Supplied data Start Marker

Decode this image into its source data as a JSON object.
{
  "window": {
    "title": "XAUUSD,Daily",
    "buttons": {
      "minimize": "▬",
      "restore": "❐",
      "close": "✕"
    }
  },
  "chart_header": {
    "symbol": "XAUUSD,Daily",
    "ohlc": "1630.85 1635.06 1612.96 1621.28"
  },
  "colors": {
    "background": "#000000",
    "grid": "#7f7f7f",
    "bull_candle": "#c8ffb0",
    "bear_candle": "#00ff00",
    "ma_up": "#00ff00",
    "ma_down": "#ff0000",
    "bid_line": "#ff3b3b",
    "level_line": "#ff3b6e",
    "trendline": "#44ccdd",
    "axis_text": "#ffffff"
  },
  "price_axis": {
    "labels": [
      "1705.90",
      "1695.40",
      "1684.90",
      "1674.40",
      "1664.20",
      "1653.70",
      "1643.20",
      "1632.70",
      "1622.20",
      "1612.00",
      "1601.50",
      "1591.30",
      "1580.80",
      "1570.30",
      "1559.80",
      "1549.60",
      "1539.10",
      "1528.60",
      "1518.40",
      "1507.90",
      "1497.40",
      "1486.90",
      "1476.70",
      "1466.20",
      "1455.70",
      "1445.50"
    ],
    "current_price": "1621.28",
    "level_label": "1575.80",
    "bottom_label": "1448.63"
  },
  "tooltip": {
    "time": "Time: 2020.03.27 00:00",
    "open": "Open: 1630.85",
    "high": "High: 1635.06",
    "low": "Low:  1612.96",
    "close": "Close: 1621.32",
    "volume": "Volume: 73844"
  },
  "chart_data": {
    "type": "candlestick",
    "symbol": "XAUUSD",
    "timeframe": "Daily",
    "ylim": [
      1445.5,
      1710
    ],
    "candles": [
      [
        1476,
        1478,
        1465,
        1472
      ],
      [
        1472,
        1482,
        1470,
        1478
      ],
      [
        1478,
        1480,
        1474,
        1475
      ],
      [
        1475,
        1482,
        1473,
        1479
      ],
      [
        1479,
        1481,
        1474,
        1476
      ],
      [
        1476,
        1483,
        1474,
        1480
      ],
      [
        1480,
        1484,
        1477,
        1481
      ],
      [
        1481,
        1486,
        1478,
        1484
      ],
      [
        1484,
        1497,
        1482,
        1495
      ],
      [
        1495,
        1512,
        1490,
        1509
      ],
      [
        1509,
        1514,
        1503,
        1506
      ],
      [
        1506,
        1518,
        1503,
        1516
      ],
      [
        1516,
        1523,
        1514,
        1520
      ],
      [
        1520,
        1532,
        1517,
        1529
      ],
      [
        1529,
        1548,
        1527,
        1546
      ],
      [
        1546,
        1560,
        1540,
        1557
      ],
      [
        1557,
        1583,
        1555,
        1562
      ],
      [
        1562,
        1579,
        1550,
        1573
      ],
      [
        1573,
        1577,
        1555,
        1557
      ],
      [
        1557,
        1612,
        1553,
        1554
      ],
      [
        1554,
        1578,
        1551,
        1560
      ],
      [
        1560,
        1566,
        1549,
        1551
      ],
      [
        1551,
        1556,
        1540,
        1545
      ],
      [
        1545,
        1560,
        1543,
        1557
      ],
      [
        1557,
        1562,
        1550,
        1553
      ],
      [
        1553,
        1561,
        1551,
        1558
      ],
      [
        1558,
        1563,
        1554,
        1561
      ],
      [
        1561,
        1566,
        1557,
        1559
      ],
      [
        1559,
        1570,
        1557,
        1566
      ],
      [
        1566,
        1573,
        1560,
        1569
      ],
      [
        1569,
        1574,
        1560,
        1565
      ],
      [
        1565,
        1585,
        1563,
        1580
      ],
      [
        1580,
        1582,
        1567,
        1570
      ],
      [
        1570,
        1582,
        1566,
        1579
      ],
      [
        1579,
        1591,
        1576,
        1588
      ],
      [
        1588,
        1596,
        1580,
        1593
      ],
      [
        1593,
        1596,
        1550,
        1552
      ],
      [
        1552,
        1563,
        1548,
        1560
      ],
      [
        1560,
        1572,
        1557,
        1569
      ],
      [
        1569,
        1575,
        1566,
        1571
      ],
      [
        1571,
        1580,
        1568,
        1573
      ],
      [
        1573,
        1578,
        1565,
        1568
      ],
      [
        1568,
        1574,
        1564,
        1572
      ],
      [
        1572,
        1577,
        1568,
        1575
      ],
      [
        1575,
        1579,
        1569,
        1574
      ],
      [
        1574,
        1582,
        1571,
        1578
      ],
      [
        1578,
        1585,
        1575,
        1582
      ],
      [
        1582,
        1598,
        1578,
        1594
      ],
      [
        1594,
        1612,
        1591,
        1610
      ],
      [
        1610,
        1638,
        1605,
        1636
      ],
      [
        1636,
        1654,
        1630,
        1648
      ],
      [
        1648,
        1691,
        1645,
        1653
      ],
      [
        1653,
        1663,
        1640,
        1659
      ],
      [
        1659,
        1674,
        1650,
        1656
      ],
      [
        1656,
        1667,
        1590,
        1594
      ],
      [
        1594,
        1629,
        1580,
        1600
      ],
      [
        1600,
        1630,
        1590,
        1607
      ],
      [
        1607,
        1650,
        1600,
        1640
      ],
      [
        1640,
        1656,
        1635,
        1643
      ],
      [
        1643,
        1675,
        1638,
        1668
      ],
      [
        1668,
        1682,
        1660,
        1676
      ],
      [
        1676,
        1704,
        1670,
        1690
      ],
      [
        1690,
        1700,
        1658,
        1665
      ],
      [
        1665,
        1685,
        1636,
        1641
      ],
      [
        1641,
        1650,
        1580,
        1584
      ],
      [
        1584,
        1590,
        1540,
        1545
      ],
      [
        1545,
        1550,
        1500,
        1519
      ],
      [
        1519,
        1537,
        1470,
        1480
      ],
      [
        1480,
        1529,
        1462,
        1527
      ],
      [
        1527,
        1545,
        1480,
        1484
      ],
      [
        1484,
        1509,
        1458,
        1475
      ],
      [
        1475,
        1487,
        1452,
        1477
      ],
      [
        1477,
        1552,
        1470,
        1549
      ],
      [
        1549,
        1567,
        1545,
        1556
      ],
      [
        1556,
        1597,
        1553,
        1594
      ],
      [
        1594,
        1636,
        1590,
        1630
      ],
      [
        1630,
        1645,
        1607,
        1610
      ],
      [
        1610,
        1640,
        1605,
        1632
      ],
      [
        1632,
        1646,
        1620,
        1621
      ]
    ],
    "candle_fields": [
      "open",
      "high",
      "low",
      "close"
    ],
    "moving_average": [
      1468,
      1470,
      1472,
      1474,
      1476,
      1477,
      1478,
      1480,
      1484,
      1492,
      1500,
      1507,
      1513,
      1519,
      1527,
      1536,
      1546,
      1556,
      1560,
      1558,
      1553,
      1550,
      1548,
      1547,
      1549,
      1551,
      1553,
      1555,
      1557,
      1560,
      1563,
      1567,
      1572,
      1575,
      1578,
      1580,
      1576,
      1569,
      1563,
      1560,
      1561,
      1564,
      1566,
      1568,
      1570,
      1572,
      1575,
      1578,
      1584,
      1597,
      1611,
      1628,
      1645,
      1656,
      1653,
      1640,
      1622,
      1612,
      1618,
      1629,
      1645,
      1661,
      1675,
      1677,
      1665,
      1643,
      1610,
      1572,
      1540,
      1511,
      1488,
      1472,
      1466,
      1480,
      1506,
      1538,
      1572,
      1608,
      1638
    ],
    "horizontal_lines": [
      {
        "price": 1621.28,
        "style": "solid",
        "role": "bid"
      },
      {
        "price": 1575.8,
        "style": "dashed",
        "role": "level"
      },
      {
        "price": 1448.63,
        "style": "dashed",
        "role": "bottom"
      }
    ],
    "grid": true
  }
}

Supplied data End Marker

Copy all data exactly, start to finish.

Decode this image into its source data as a JSON object.
{
  "window": {
    "title": "XAUUSD,Daily",
    "buttons": {
      "minimize": "▬",
      "restore": "❐",
      "close": "✕"
    }
  },
  "chart_header": {
    "symbol": "XAUUSD,Daily",
    "ohlc": "1630.85 1635.06 1612.96 1621.28"
  },
  "colors": {
    "background": "#000000",
    "grid": "#7f7f7f",
    "bull_candle": "#c8ffb0",
    "bear_candle": "#00ff00",
    "ma_up": "#00ff00",
    "ma_down": "#ff0000",
    "bid_line": "#ff3b3b",
    "level_line": "#ff3b6e",
    "trendline": "#44ccdd",
    "axis_text": "#ffffff"
  },
  "price_axis": {
    "labels": [
      "1705.90",
      "1695.40",
      "1684.90",
      "1674.40",
      "1664.20",
      "1653.70",
      "1643.20",
      "1632.70",
      "1622.20",
      "1612.00",
      "1601.50",
      "1591.30",
      "1580.80",
      "1570.30",
      "1559.80",
      "1549.60",
      "1539.10",
      "1528.60",
      "1518.40",
      "1507.90",
      "1497.40",
      "1486.90",
      "1476.70",
      "1466.20",
      "1455.70",
      "1445.50"
    ],
    "current_price": "1621.28",
    "level_label": "1575.80",
    "bottom_label": "1448.63"
  },
  "tooltip": {
    "time": "Time: 2020.03.27 00:00",
    "open": "Open: 1630.85",
    "high": "High: 1635.06",
    "low": "Low:  1612.96",
    "close": "Close: 1621.32",
    "volume": "Volume: 73844"
  },
  "chart_data": {
    "type": "candlestick",
    "symbol": "XAUUSD",
    "timeframe": "Daily",
    "ylim": [
      1445.5,
      1710
    ],
    "candles": [
      [
        1476,
        1478,
        1465,
        1472
      ],
      [
        1472,
        1482,
        1470,
        1478
      ],
      [
        1478,
        1480,
        1474,
        1475
      ],
      [
        1475,
        1482,
        1473,
        1479
      ],
      [
        1479,
        1481,
        1474,
        1476
      ],
      [
        1476,
        1483,
        1474,
        1480
      ],
      [
        1480,
        1484,
        1477,
        1481
      ],
      [
        1481,
        1486,
        1478,
        1484
      ],
      [
        1484,
        1497,
        1482,
        1495
      ],
      [
        1495,
        1512,
        1490,
        1509
      ],
      [
        1509,
        1514,
        1503,
        1506
      ],
      [
        1506,
        1518,
        1503,
        1516
      ],
      [
        1516,
        1523,
        1514,
        1520
      ],
      [
        1520,
        1532,
        1517,
        1529
      ],
      [
        1529,
        1548,
        1527,
        1546
      ],
      [
        1546,
        1560,
        1540,
        1557
      ],
      [
        1557,
        1583,
        1555,
        1562
      ],
      [
        1562,
        1579,
        1550,
        1573
      ],
      [
        1573,
        1577,
        1555,
        1557
      ],
      [
        1557,
        1612,
        1553,
        1554
      ],
      [
        1554,
        1578,
        1551,
        1560
      ],
      [
        1560,
        1566,
        1549,
        1551
      ],
      [
        1551,
        1556,
        1540,
        1545
      ],
      [
        1545,
        1560,
        1543,
        1557
      ],
      [
        1557,
        1562,
        1550,
        1553
      ],
      [
        1553,
        1561,
        1551,
        1558
      ],
      [
        1558,
        1563,
        1554,
        1561
      ],
      [
        1561,
        1566,
        1557,
        1559
      ],
      [
        1559,
        1570,
        1557,
        1566
      ],
      [
        1566,
        1573,
        1560,
        1569
      ],
      [
        1569,
        1574,
        1560,
        1565
      ],
      [
        1565,
        1585,
        1563,
        1580
      ],
      [
        1580,
        1582,
        1567,
        1570
      ],
      [
        1570,
        1582,
        1566,
        1579
      ],
      [
        1579,
        1591,
        1576,
        1588
      ],
      [
        1588,
        1596,
        1580,
        1593
      ],
      [
        1593,
        1596,
        1550,
        1552
      ],
      [
        1552,
        1563,
        1548,
        1560
      ],
      [
        1560,
        1572,
        1557,
        1569
      ],
      [
        1569,
        1575,
        1566,
        1571
      ],
      [
        1571,
        1580,
        1568,
        1573
      ],
      [
        1573,
        1578,
        1565,
        1568
      ],
      [
        1568,
        1574,
        1564,
        1572
      ],
      [
        1572,
        1577,
        1568,
        1575
      ],
      [
        1575,
        1579,
        1569,
        1574
      ],
      [
        1574,
        1582,
        1571,
        1578
      ],
      [
        1578,
        1585,
        1575,
        1582
      ],
      [
        1582,
        1598,
        1578,
        1594
      ],
      [
        1594,
        1612,
        1591,
        1610
      ],
      [
        1610,
        1638,
        1605,
        1636
      ],
      [
        1636,
        1654,
        1630,
        1648
      ],
      [
        1648,
        1691,
        1645,
        1653
      ],
      [
        1653,
        1663,
        1640,
        1659
      ],
      [
        1659,
        1674,
        1650,
        1656
      ],
      [
        1656,
        1667,
        1590,
        1594
      ],
      [
        1594,
        1629,
        1580,
        1600
      ],
      [
        1600,
        1630,
        1590,
        1607
      ],
      [
        1607,
        1650,
        1600,
        1640
      ],
      [
        1640,
        1656,
        1635,
        1643
      ],
      [
        1643,
        1675,
        1638,
        1668
      ],
      [
        1668,
        1682,
        1660,
        1676
      ],
      [
        1676,
        1704,
        1670,
        1690
      ],
      [
        1690,
        1700,
        1658,
        1665
      ],
      [
        1665,
        1685,
        1636,
        1641
      ],
      [
        1641,
        1650,
        1580,
        1584
      ],
      [
        1584,
        1590,
        1540,
        1545
      ],
      [
        1545,
        1550,
        1500,
        1519
      ],
      [
        1519,
        1537,
        1470,
        1480
      ],
      [
        1480,
        1529,
        1462,
        1527
      ],
      [
        1527,
        1545,
        1480,
        1484
      ],
      [
        1484,
        1509,
        1458,
        1475
      ],
      [
        1475,
        1487,
        1452,
        1477
      ],
      [
        1477,
        1552,
        1470,
        1549
      ],
      [
        1549,
        1567,
        1545,
        1556
      ],
      [
        1556,
        1597,
        1553,
        1594
      ],
      [
        1594,
        1636,
        1590,
        1630
      ],
      [
        1630,
        1645,
        1607,
        1610
      ],
      [
        1610,
        1640,
        1605,
        1632
      ],
      [
        1632,
        1646,
        1620,
        1621
      ]
    ],
    "candle_fields": [
      "open",
      "high",
      "low",
      "close"
    ],
    "moving_average": [
      1468,
      1470,
      1472,
      1474,
      1476,
      1477,
      1478,
      1480,
      1484,
      1492,
      1500,
      1507,
      1513,
      1519,
      1527,
      1536,
      1546,
      1556,
      1560,
      1558,
      1553,
      1550,
      1548,
      1547,
      1549,
      1551,
      1553,
      1555,
      1557,
      1560,
      1563,
      1567,
      1572,
      1575,
      1578,
      1580,
      1576,
      1569,
      1563,
      1560,
      1561,
      1564,
      1566,
      1568,
      1570,
      1572,
      1575,
      1578,
      1584,
      1597,
      1611,
      1628,
      1645,
      1656,
      1653,
      1640,
      1622,
      1612,
      1618,
      1629,
      1645,
      1661,
      1675,
      1677,
      1665,
      1643,
      1610,
      1572,
      1540,
      1511,
      1488,
      1472,
      1466,
      1480,
      1506,
      1538,
      1572,
      1608,
      1638
    ],
    "horizontal_lines": [
      {
        "price": 1621.28,
        "style": "solid",
        "role": "bid"
      },
      {
        "price": 1575.8,
        "style": "dashed",
        "role": "level"
      },
      {
        "price": 1448.63,
        "style": "dashed",
        "role": "bottom"
      }
    ],
    "grid": true
  }
}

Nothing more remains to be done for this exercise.